• **EXERCISE BRIEF**: Reprint every line of the data, keeping each character intact.

──────────────────────────────

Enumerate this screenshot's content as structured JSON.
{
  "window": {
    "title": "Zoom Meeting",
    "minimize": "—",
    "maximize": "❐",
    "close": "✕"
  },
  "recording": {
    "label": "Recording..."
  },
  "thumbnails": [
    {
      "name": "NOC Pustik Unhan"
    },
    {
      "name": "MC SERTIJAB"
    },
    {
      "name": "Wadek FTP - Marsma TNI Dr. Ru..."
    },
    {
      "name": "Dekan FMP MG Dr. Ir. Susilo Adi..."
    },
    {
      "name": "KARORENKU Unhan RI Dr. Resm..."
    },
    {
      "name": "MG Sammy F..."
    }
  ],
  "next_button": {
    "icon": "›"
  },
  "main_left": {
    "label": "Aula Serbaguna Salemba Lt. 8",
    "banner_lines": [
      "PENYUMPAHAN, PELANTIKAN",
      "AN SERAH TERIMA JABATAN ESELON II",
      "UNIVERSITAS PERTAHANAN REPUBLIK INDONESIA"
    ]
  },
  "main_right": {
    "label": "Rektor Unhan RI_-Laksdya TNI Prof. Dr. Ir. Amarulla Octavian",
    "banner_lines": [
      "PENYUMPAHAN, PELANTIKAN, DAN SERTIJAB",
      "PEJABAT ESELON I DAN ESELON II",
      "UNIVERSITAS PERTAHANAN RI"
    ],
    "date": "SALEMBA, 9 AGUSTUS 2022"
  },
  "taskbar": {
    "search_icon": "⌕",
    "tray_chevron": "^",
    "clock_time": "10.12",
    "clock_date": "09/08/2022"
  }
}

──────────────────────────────

• **ANSWER AREA**:
Enumerate this screenshot's content as structured JSON.
{
  "window": {
    "title": "Zoom Meeting",
    "minimize": "—",
    "maximize": "❐",
    "close": "✕"
  },
  "recording": {
    "label": "Recording..."
  },
  "thumbnails": [
    {
      "name": "NOC Pustik Unhan"
    },
    {
      "name": "MC SERTIJAB"
    },
    {
      "name": "Wadek FTP - Marsma TNI Dr. Ru..."
    },
    {
      "name": "Dekan FMP MG Dr. Ir. Susilo Adi..."
    },
    {
      "name": "KARORENKU Unhan RI Dr. Resm..."
    },
    {
      "name": "MG Sammy F..."
    }
  ],
  "next_button": {
    "icon": "›"
  },
  "main_left": {
    "label": "Aula Serbaguna Salemba Lt. 8",
    "banner_lines": [
      "PENYUMPAHAN, PELANTIKAN",
      "AN SERAH TERIMA JABATAN ESELON II",
      "UNIVERSITAS PERTAHANAN REPUBLIK INDONESIA"
    ]
  },
  "main_right": {
    "label": "Rektor Unhan RI_-Laksdya TNI Prof. Dr. Ir. Amarulla Octavian",
    "banner_lines": [
      "PENYUMPAHAN, PELANTIKAN, DAN SERTIJAB",
      "PEJABAT ESELON I DAN ESELON II",
      "UNIVERSITAS PERTAHANAN RI"
    ],
    "date": "SALEMBA, 9 AGUSTUS 2022"
  },
  "taskbar": {
    "search_icon": "⌕",
    "tray_chevron": "^",
    "clock_time": "10.12",
    "clock_date": "09/08/2022"
  }
}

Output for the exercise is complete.